Botanical Name: Myroxylon balsamum
Common Method of Extraction: Steam distillation
Part Typically Used: Crude balsam
Color: Deep brown
Consistency: Very thick
Perfumery Note: Base
Peru balsam has a lot of names:
Balsamum peruvianim, Black Balsam, China
oil, Honduras Balsam, Indian Balsam, Peruvian Balsam, Peru Balsam,
Surinam Balsam, Balsams Peru, Balsam Peru oil, Oil balsam Peru, Peru
Balsam oil, Balsamum Peruvianum, Bálsamo del Perú, Baume du Pérou, Baume
Péruvien, Baume de San Salvador, Myroxylon pereirae Klotzsch resin,
Myroxylon Balsamum var. pereirae, Myroxylon pereirae Klotzsch oil,
Myrospermum Pereirae, Myrosperum Pereira Balsam, Balsam fir Oleoresin,
balsam fir oil, Hyperabsolute Balsam, Quina, Balsamo, Tolu, Quina quina,
Santos Mahogany, Toluifera Pereirae, and Toluifera Pereira Balsam.
Strength of Initial Aroma: Smell like a mixture of Clove, Cinnamon and Vanilla, sweet and spicy.
Balsam of Peru essential oil is distilled from Balsam of Peru, a resinous substance secreted from a tree in Central and South America.
Balsam of Peru, also known and marketed by many other names, is a balsam derived from a tree known as Myroxylon, which is grown in Central America (El Salvador) and South America. It is known by names like Black Balsam, Quina, Tolu, Balsam Fir oil, Balsam Fir oleoresin, Peru Balsam Oil, Indian Balsam, China oil and Balsamo. This essential oil have a unique aromatic combination of sweet and spicy.
The trees are large, growing to 40 metres tall, with evergreen pinnate leaves 15 centimetres long, with 5 - 13 leaflets. The flowers are white with yellow stamens, produced in racemes. The fruit is a pod 7 - 11 centimetres long, containing a single seed. The tree is often called Quina or Balsamo, Tolu in Colombia, Quina quina in Argentina, and sometimes Santos Mahogany or Cabreuva.
The tree contains an oil that is naturally resistant to decaying, and also resistant to preservative treatments. When introduced into tropical regions the tree can become highly invasive. The tree threatens ecology in Sri Lanka, several Pacific Islands, and Indonesia as it tends to grow in dense stands blocking out the ability for other vegetation to grow. This leads to local native plants disappearing and the animals and insects that feed on those plants starve as a result.
The wood is dark brown, with a deep red heartwood. Natural oils grant it excellent decay resistance. In fact, it is also resistant to preservative treatment.
Balsam of Peru is an aromatic viscous resin obtained by scorching or inflicting V - shaped wounds on the bark of the trunk of the tree Myroxylon Balsamum var. Pereirae. In response, the Balsam of Peru - oily, resin - like, aromatic fluid - exudes to heal the tree's lesions, and the liquid is collected.
The essential oil is obtained through steam distillation of the bark

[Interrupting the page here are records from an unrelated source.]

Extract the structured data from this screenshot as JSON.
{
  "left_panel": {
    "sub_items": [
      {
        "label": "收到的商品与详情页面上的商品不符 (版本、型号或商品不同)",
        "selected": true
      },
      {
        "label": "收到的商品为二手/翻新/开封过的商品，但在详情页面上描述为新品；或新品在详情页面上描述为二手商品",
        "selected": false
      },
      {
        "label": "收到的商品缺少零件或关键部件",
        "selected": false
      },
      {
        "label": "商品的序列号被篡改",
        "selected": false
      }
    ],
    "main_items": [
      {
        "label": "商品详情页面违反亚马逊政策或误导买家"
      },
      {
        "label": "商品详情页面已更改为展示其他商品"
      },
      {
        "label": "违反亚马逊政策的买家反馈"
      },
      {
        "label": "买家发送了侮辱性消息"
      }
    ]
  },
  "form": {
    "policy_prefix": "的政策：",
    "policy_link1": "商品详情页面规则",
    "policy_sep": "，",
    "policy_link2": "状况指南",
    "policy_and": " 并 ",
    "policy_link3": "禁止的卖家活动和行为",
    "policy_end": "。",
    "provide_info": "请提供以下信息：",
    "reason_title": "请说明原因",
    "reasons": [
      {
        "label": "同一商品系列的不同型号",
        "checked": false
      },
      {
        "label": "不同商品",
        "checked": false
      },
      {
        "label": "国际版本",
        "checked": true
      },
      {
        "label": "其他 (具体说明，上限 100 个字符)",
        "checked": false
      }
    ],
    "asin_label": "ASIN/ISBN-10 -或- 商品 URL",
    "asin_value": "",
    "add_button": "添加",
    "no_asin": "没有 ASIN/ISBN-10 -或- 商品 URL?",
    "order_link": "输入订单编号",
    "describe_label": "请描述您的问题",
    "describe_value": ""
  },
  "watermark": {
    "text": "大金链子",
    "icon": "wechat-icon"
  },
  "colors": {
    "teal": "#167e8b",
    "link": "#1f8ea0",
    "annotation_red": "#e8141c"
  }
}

of the tree. Another way is essential oil is distilled from the balsam. The resin - free essential oil is obtained from the crude balsam by high
vacuum dry distillation. The oil can also be co-distilled from the
resin using solvents.
Another way of extracting:
Peru is harvested in successive phases. The bark is burned and these specific spots are covered with pieces of cloth that absorb the exudate. The cloth is then pressed and the balsam is purified by boiling. The trees suffer no permanent damage from this process, and can continue to yield balsam for more than 100 years. Biolandes has established a secure and sustainable supply at the source, importing purified balsam to France where it is processed to produce Peru absolute. Peru production amounts to about 80 tons per year.
In the early period of Spanish dominion in Central and South America the balsam was collected in Central America and shipped to Callao and Lima in Peru, then shipped onward to Europe. It acquired the name of Peru because it was shipped from there. Its export to Europe was first documented in the seventeenth century in the German Pharmacopedia. Today it is extracted under a handicraft process, and is mainly exported from El Salvador.
Balsam of Peru smells of Vanilla and Cinnamon because it contains - among its 25 or so different substances - cinnamein, cinnamic acid, cinnamyl cinnamate, benzyl benzoate, benzoic acid, and vanillin.
It also contains cinnamic acid alcohol and aldehyde, farnesol, and nerolidol. A minority of it, approximately 30 - 40%, contains resins or esters of unknown composition. It also contains essential oils similar to those in Citrus fruit peel. These are all potential allergens.